A lot can change in four years, let me tell you.
You can get lost in yourself a bit. You can take a break from generating content and learn a little more what you enjoy and what you don't. You can find out the day after the anniversary of your son's death that your wife is pregnant again. You can move four times in three years.
When you finally do arrive in Japan, after a voyage through the Panama Canal and around literally half of the world, your wife will greet you along with the smiling, gorgeous, toothless face of your five-month-old daughter (we call her, affectionately and in the native parlance, Evie-chan). You might stare into both sets of eyes wistfully as you contemplate a call to service that has separated you from nine of your daughter's first twelve months. You can grow a mustache.
You can bow out at work, unexpectedly and with great churn. You can learn to ask for help. You can find your summit. You can not be melodramatic about it.
Four years later, everyone wants to know if you still have the edge. Do you still keep up? Do you still have the fire? Do you like who you were, who you are becoming? Will you ever write again?
Heed first the warnings of Ecclesiastes: "The words of the wise are like goads, and like nails firmly fixed are the collected sayings; they are given by one Shepherd. My son, beware of anything beyond these. Of making many books there is no end, and much study is a weariness of the flesh." We should not write for the sake or love of words. My composition factory has moss on the granite.
I have seen that a writer lays down his pen like a blacksmith who has lost his hammer: the gallows are still, the chimneys are silent, and birds and mice run freely upon the hay. The neighbors whisper, "I have seen a fire in the hearth, but nobody has heard anything for some time. I wonder often if some great illness or calamity has fallen upon them. Someone should fetch the friar."

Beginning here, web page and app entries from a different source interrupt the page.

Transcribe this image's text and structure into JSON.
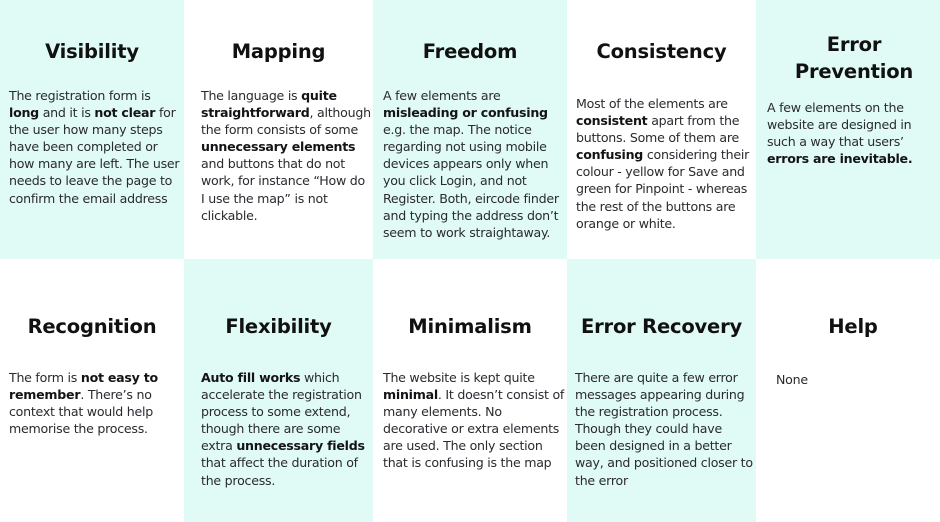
{
  "colors": {
    "mint": "#e0faf6",
    "white": "#ffffff",
    "text": "#1e1e24",
    "heading": "#111111"
  },
  "cells": [
    {
      "title": "Visibility",
      "body": [
        {
          "t": "The registration form is "
        },
        {
          "t": "long",
          "b": true
        },
        {
          "t": " and it is "
        },
        {
          "t": "not clear",
          "b": true
        },
        {
          "t": " for the user how many steps have been completed or how many are left. The user needs to leave the page to confirm the email address"
        }
      ]
    },
    {
      "title": "Mapping",
      "body": [
        {
          "t": "The language is "
        },
        {
          "t": "quite straightforward",
          "b": true
        },
        {
          "t": ", although the form consists of some "
        },
        {
          "t": "unnecessary elements",
          "b": true
        },
        {
          "t": " and buttons that do not work, for instance “How do I use the map” is not clickable."
        }
      ]
    },
    {
      "title": "Freedom",
      "body": [
        {
          "t": "A few elements are "
        },
        {
          "t": "misleading or confusing",
          "b": true
        },
        {
          "t": " e.g. the map. The notice regarding not using mobile devices appears only when you click Login, and not Register. Both, eircode finder and typing the address don’t seem to work straightaway."
        }
      ]
    },
    {
      "title": "Consistency",
      "body": [
        {
          "t": "Most of the elements are "
        },
        {
          "t": "consistent",
          "b": true
        },
        {
          "t": " apart from the buttons. Some of them are "
        },
        {
          "t": "confusing",
          "b": true
        },
        {
          "t": " considering their colour - yellow for Save and green for Pinpoint - whereas the rest of the buttons are orange or white."
        }
      ]
    },
    {
      "title": "Error Prevention",
      "body": [
        {
          "t": "A few elements on the website are designed in such a way that users’ "
        },
        {
          "t": "errors are inevitable.",
          "b": true
        }
      ]
    },
    {
      "title": "Recognition",
      "body": [
        {
          "t": "The form is "
        },
        {
          "t": "not easy to remember",
          "b": true
        },
        {
          "t": ". There’s no context that would help memorise the process."
        }
      ]
    },
    {
      "title": "Flexibility",
      "body": [
        {
          "t": "Auto fill works",
          "b": true
        },
        {
          "t": " which accelerate the registration process to some extend, though there are some extra "
        },
        {
          "t": "unnecessary fields",
          "b": true
        },
        {
          "t": " that affect the duration of the process."
        }
      ]
    },
    {
      "title": "Minimalism",
      "body": [
        {
          "t": "The website is kept quite "
        },
        {
          "t": "minimal",
          "b": true
        },
        {
          "t": ". It doesn’t consist of many elements. No decorative or extra elements are used. The only section that is confusing is the map"
        }
      ]
    },
    {
      "title": "Error Recovery",
      "body": [
        {
          "t": "There are quite a few error messages appearing during the registration process. Though they could have been designed in a better way, and positioned closer to the error"
        }
      ]
    },
    {
      "title": "Help",
      "body": [
        {
          "t": "None"
        }
      ]
    }
  ]
}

My brother is a friar. I am a wordsmith. My hands and my sinews have not forgotten the ways of the forge. I may be out of practice, but I'm a stronger and wiser man than I was four years ago.